How to be the best training partner.
What does it mean to be a good training partner? Well, first it’s important to understand that there is a huge difference between being a good training partner and being the best training partner. And we should all want to try to be the best, for ourselves and our peers. There are a few things to keep in mind when training with others.
- Don’t fight
When we are learning and drilling techniques, some people like to try and make their partner really work for it. They immediately fight back and struggle, preventing their partner from trying the technique they just learned. Not cool. Drilling is about learning and practicing. So when you’re making your partner struggle, you’re taking away their chance to work on new moves. Challenge during rolls, not drills. Let your partner practice the new technique without fighting back so that they can build up the right feel for it before trying it out in a roll.
2. Moving with Intent
For every technique, there is a baseline direction in which most people will move. It all comes down to averages. A great training partner will move the way they would be expected to. We’re all different, so some of us might react and move a different way. But when somebody else is learning something new, it’s most helpful for them to know what should happen and where their opponent should be. So if I direct you to fall or move a certain way when somebody is drilling, it’s just because that’s how the average person reacts. Drilling is about building the foundation, the concrete. A new technique should be learned with what is supposed to happen before being challenged with the unexpected abstract.
Giving feedback to your training partner is a double-edged sword. On the one hand, it can be really helpful. But it must be absolutely accurate. Obviously, a bad partner gives completely incorrect information, their personal opinion of how it should be done, (which is almost always wrong), or is just negative without being helpful. I’m always listening during class, so I’ll call somebody out giving bad advice on a technique. But it still happens. The best partner knows exactly how I teach the technique and can repeat it exactly how I taught it. This helps reinforce my instructions so that the technique is learned correctly the first time.

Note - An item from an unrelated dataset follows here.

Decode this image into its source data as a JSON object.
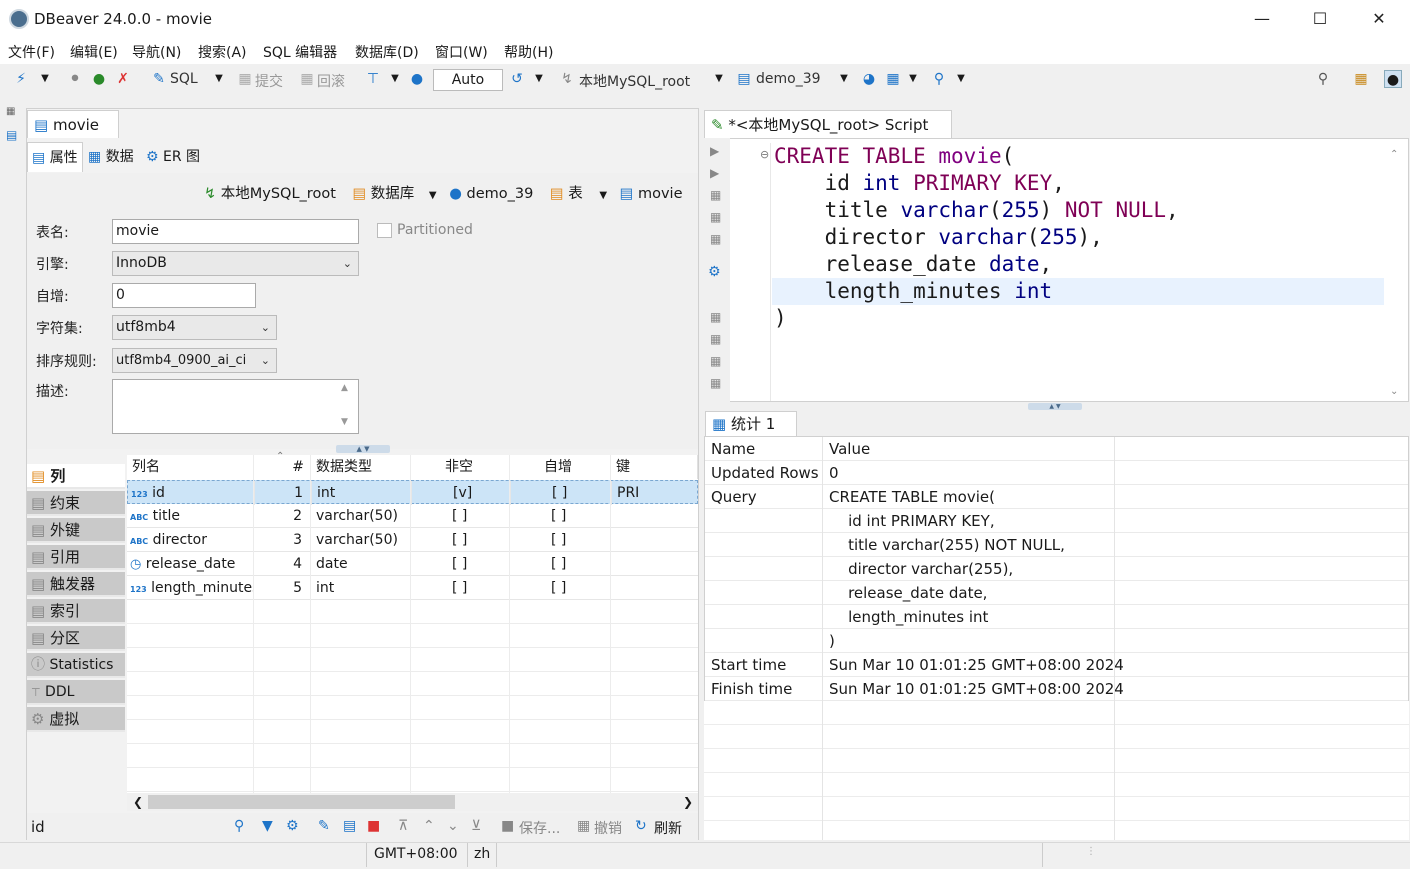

The best partners, and the best students, also ask questions. Asking how they felt about how well they did the technique or if it felt right can help the other person to better analyze what they just practiced. It’s also really important to ask the instructor questions. If it didn’t feel right and you’re not sure why ask me. The students who do best are the ones that ask questions.
Brazilian Jiu-Jitsu is an intimate art. Even more than most martial arts, you and your training partner are going to be in each other’s personal space. So it really helps to trust that the person you’re training with is going to help you succeed and improve. Being a bad training partner doesn’t just hold back everybody else, it holds you back too.